■ WHAT TO WORK ON ■
How many lines in the records below contain the word "Please"? Answer with the number only.

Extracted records
==*==

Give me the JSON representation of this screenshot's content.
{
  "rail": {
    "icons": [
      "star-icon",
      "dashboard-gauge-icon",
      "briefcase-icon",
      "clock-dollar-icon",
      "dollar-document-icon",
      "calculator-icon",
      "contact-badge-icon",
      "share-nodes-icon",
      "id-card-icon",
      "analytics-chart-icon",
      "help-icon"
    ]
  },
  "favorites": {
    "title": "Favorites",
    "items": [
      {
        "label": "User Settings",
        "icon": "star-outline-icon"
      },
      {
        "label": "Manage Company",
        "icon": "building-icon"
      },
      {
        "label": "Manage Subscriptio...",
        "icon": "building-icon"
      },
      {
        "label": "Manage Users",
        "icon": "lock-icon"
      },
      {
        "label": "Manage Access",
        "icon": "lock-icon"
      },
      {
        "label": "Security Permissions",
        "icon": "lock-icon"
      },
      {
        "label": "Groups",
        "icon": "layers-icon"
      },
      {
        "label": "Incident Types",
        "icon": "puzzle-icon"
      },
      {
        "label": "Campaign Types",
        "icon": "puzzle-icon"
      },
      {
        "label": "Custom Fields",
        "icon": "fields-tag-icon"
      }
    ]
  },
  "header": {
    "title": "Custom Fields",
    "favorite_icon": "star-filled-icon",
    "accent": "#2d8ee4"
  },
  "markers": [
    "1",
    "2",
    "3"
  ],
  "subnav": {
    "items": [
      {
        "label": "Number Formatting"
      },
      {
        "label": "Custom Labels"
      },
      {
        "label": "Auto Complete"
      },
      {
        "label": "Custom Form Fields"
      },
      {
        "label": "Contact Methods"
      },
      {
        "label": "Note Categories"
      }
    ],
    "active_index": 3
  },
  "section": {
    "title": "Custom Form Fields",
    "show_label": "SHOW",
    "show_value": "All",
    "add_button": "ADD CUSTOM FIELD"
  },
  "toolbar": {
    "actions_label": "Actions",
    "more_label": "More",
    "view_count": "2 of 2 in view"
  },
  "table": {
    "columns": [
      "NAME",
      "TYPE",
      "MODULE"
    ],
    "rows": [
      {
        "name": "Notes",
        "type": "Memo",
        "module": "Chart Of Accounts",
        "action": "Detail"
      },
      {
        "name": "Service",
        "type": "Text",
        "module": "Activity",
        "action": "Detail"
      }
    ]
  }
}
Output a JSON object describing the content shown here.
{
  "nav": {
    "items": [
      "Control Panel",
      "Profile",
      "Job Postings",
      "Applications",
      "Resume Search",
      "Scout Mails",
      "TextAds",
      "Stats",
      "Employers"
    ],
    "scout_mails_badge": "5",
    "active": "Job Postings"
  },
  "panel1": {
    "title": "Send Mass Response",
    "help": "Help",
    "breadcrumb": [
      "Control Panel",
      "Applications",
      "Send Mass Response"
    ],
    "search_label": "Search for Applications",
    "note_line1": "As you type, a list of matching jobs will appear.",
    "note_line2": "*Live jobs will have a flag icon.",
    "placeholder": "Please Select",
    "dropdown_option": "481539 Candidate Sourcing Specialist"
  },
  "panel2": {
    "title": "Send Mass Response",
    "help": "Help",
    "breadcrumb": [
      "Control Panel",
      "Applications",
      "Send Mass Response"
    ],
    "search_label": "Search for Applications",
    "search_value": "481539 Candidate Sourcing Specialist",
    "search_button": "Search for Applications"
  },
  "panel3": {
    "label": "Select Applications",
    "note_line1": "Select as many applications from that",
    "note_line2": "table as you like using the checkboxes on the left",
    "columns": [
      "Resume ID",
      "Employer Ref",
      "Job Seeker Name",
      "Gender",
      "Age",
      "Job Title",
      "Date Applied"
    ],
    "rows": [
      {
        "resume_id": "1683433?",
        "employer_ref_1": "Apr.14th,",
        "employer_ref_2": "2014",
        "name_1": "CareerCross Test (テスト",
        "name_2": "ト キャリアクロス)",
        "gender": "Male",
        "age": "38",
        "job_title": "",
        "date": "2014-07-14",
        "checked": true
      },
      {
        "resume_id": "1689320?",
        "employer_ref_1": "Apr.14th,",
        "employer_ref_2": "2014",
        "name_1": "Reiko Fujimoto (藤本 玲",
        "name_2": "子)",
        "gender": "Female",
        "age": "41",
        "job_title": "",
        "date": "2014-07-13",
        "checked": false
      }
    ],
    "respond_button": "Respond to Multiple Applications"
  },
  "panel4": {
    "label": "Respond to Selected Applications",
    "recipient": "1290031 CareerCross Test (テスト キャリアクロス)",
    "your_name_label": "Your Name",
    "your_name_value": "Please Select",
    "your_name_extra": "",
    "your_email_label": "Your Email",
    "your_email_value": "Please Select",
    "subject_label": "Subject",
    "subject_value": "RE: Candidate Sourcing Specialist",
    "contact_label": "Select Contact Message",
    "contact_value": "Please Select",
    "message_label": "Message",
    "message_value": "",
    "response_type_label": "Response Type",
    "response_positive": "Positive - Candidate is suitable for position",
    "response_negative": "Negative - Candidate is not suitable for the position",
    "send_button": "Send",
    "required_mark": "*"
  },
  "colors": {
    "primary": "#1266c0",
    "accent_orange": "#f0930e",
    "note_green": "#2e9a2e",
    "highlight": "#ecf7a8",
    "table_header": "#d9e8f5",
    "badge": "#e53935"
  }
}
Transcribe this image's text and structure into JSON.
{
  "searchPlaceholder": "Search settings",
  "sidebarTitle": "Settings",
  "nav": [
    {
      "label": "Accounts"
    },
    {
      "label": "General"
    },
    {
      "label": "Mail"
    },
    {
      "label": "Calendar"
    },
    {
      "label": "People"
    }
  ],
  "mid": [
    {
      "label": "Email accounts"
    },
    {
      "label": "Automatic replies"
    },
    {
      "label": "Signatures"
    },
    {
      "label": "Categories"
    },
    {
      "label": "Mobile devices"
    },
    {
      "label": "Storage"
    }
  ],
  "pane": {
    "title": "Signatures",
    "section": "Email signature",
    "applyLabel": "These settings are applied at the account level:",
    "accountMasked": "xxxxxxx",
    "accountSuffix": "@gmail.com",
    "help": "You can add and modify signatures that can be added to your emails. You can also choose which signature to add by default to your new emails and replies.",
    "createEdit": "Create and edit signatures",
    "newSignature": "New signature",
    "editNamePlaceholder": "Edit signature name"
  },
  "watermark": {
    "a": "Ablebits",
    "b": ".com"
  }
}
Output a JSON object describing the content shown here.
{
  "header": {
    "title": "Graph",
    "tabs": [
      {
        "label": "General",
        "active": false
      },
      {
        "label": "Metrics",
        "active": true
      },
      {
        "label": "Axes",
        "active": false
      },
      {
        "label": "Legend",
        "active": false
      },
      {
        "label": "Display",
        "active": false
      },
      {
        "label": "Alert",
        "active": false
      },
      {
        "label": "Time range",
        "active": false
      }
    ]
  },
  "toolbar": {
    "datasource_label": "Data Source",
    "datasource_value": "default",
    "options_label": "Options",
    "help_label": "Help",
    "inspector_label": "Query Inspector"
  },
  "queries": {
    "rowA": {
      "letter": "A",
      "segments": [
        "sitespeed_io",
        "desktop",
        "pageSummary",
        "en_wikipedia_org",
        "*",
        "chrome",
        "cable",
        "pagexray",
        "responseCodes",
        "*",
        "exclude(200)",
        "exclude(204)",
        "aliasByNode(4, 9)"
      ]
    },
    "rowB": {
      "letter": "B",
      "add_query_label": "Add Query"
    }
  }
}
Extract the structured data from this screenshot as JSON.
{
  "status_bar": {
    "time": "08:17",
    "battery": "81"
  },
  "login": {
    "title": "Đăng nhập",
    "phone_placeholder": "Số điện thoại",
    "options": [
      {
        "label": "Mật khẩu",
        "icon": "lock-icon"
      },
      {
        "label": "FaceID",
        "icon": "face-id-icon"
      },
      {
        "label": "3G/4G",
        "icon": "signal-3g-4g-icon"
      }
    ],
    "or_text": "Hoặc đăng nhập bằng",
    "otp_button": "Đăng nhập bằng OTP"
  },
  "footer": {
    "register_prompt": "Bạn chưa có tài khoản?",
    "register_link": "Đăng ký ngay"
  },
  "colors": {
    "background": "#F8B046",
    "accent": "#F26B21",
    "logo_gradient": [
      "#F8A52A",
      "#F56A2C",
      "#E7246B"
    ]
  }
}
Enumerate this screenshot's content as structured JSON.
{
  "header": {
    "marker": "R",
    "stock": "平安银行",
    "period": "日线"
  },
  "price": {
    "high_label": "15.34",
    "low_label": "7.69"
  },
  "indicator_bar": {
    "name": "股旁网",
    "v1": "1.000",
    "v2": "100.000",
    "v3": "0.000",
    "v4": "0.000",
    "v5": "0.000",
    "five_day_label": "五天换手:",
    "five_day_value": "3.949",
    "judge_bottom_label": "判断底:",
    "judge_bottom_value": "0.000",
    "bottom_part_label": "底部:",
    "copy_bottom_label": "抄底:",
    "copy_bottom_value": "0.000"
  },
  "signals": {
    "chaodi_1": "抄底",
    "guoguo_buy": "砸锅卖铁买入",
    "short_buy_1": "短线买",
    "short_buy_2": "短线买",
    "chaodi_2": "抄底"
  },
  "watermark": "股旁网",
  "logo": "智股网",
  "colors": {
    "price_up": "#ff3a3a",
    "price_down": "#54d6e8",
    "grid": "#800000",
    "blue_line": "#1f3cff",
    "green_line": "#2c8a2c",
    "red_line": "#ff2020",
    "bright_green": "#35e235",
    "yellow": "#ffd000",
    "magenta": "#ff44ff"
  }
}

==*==

■ TASK RESULT ■
4